What if a natural disaster hits somewhere in the country and is so costly - worse than anything ever seen - that it further devastates the economy?

Just imagine a United States where the younger generation is taxed heavily to fund social programs for seniors who, because of medical breakthroughs, are living well past 90.

Wait. You don’t have to imagine. Some of this is happening now. The rest of this horror story could very well be our future.

If you were disgusted watching the nation come close to a financial catastrophe as politicians primped and postured with little regard as to how their asinine bickering would affect everyday folks, let me introduce you to the future envisioned by the actor Albert Brooks in his first novel, “2030: The Real Story of What Happens to America’’ (St. Martin’s Press, $25.99).

You won’t like what happens. And you won’t like it because it hits so close to home. This book, which I’ve selected this month for The Color of Money Book Club, takes all the financial issues facing the country and puts them on steroids.

In the fictional 2030, the full retirement age has been pushed to 73. Premiums on Medicare have been raised even though coverage has been cut to bare bones.

By 2030, cancer has been cured. There are “memory drugs that were making Alzheimer’s a thing of the past.’’ America has an aging population that is largely supported by public aid. The president actually convenes a panel of experts to explore how to handle the financial burden of the elderly population.

Brooks has crafted characters old and young, rich and poor, through which we watch an America struggling to manage day to day. Eighty-year-old Brad Miller and his retired friends are looking good but are afraid because of the constant harassment from young adults resentful of supporting the social programs for seniors.
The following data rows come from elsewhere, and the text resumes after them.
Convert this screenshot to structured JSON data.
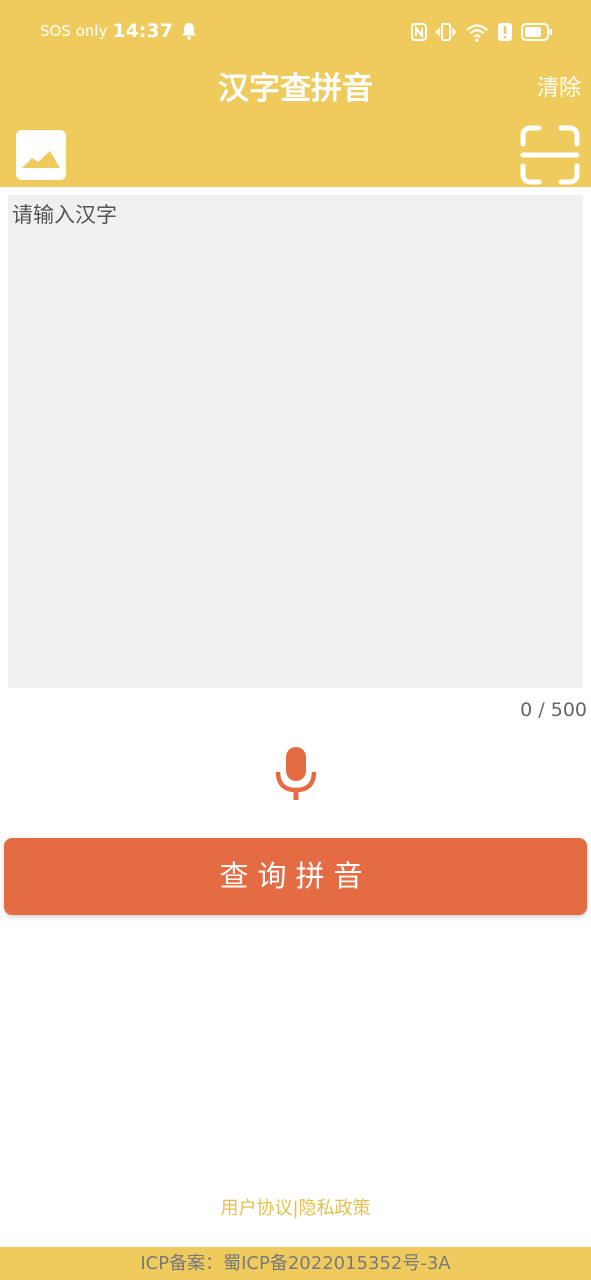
{
  "status_bar": {
    "sos": "SOS only",
    "time": "14:37",
    "icons": [
      "bell-icon",
      "nfc-icon",
      "vibrate-icon",
      "wifi-icon",
      "alert-icon",
      "battery-icon"
    ]
  },
  "header": {
    "title": "汉字查拼音",
    "clear_label": "清除",
    "left_icon": "image-icon",
    "right_icon": "scan-icon"
  },
  "input": {
    "value": "",
    "placeholder": "请输入汉字",
    "counter": "0 / 500"
  },
  "voice": {
    "icon": "microphone-icon"
  },
  "actions": {
    "query_label": "查询拼音"
  },
  "footer": {
    "links": "用户协议|隐私政策",
    "icp": "ICP备案：蜀ICP备2022015352号-3A"
  },
  "colors": {
    "header_bg": "#EFCB5E",
    "button_bg": "#E56B43",
    "input_bg": "#F0F0F0",
    "link": "#E5C04E"
  }
}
I’m sure many young adults will identify with 19-year-old Kathy Bernard, another character in Brooks’s book. She puts off going to college because the cost is too high. When Kathy’s father is shot, she’s presented with the $350,000 bill and has no idea how she will pay it. Because her dad lost his job at GM, he had no private health insurance. He had government-sponsored universal care, but the monthly premiums were too high to handle without help from an employer.

“She simply felt that her generation was getting the short end of the American dream,’’ Brooks writes.

Despite the despondency of so many, this is a good read. Maybe Brooks’s prophetic look at our future will make you want to do something, anything, to help change the course the nation is on.

Michelle Singletary is a columnist for The Washington Post. She can be reached at

SOURCE: Bloomberg News